Texas legislators are considering increasing the Department of Family and Protective Services’ budget, giving extended relatives more money to care for kids and notifying the subjects of child abuse investigations of their rights.
If the final budget does not approve the agency’s request for additional funding, the agency will have to make a difficult choice on how to use the $100 million: to increase rates across the board or to continue with rate enhancements for providers working with higher-needs kids.
“House Bill 1667 will allow families to receive access to these services without the added stress of interaction with CPS,” Jetton said in a statement. “It will also help improve the efficiency of investigations into reports of suspected child abuse and neglect by freeing CPS to prioritize children in danger of harm.”
Source: Texas Tribune BY SNEHA DEY

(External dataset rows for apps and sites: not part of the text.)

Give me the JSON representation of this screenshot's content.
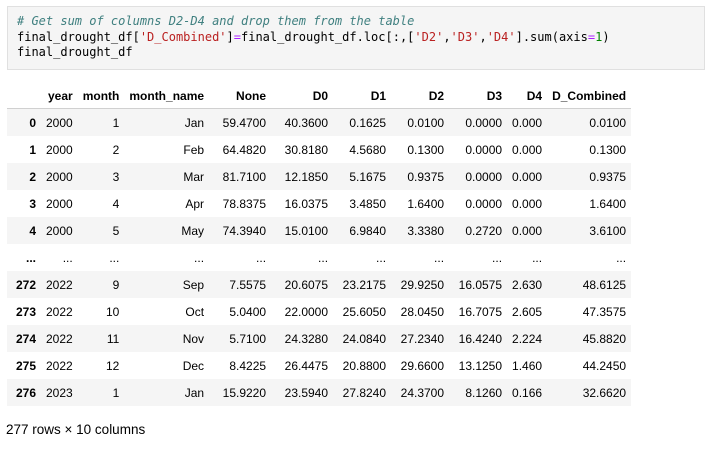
{
  "code": {
    "comment": "# Get sum of columns D2-D4 and drop them from the table",
    "line2": {
      "var": "final_drought_df",
      "key": "'D_Combined'",
      "rhs_var": "final_drought_df",
      "loc": ".loc[:,",
      "cols": [
        "'D2'",
        "'D3'",
        "'D4'"
      ],
      "sum": "].sum(axis",
      "eq": "=",
      "arg": "1",
      "close": ")"
    },
    "line3": "final_drought_df"
  },
  "table": {
    "index_header": "",
    "columns": [
      "year",
      "month",
      "month_name",
      "None",
      "D0",
      "D1",
      "D2",
      "D3",
      "D4",
      "D_Combined"
    ],
    "rows": [
      {
        "index": "0",
        "cells": [
          "2000",
          "1",
          "Jan",
          "59.4700",
          "40.3600",
          "0.1625",
          "0.0100",
          "0.0000",
          "0.000",
          "0.0100"
        ]
      },
      {
        "index": "1",
        "cells": [
          "2000",
          "2",
          "Feb",
          "64.4820",
          "30.8180",
          "4.5680",
          "0.1300",
          "0.0000",
          "0.000",
          "0.1300"
        ]
      },
      {
        "index": "2",
        "cells": [
          "2000",
          "3",
          "Mar",
          "81.7100",
          "12.1850",
          "5.1675",
          "0.9375",
          "0.0000",
          "0.000",
          "0.9375"
        ]
      },
      {
        "index": "3",
        "cells": [
          "2000",
          "4",
          "Apr",
          "78.8375",
          "16.0375",
          "3.4850",
          "1.6400",
          "0.0000",
          "0.000",
          "1.6400"
        ]
      },
      {
        "index": "4",
        "cells": [
          "2000",
          "5",
          "May",
          "74.3940",
          "15.0100",
          "6.9840",
          "3.3380",
          "0.2720",
          "0.000",
          "3.6100"
        ]
      },
      {
        "index": "...",
        "cells": [
          "...",
          "...",
          "...",
          "...",
          "...",
          "...",
          "...",
          "...",
          "...",
          "..."
        ]
      },
      {
        "index": "272",
        "cells": [
          "2022",
          "9",
          "Sep",
          "7.5575",
          "20.6075",
          "23.2175",
          "29.9250",
          "16.0575",
          "2.630",
          "48.6125"
        ]
      },
      {
        "index": "273",
        "cells": [
          "2022",
          "10",
          "Oct",
          "5.0400",
          "22.0000",
          "25.6050",
          "28.0450",
          "16.7075",
          "2.605",
          "47.3575"
        ]
      },
      {
        "index": "274",
        "cells": [
          "2022",
          "11",
          "Nov",
          "5.7100",
          "24.3280",
          "24.0840",
          "27.2340",
          "16.4240",
          "2.224",
          "45.8820"
        ]
      },
      {
        "index": "275",
        "cells": [
          "2022",
          "12",
          "Dec",
          "8.4225",
          "26.4475",
          "20.8800",
          "29.6600",
          "13.1250",
          "1.460",
          "44.2450"
        ]
      },
      {
        "index": "276",
        "cells": [
          "2023",
          "1",
          "Jan",
          "15.9220",
          "23.5940",
          "27.8240",
          "24.3700",
          "8.1260",
          "0.166",
          "32.6620"
        ]
      }
    ]
  },
  "shape_text": "277 rows × 10 columns"
}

Photo: A sign for the Texas Department of Aging and Disability Services and the Texas Department of Family and Protective Services building in Austin in 2019. Credit: Eddie Gaspar/The Texas Tribune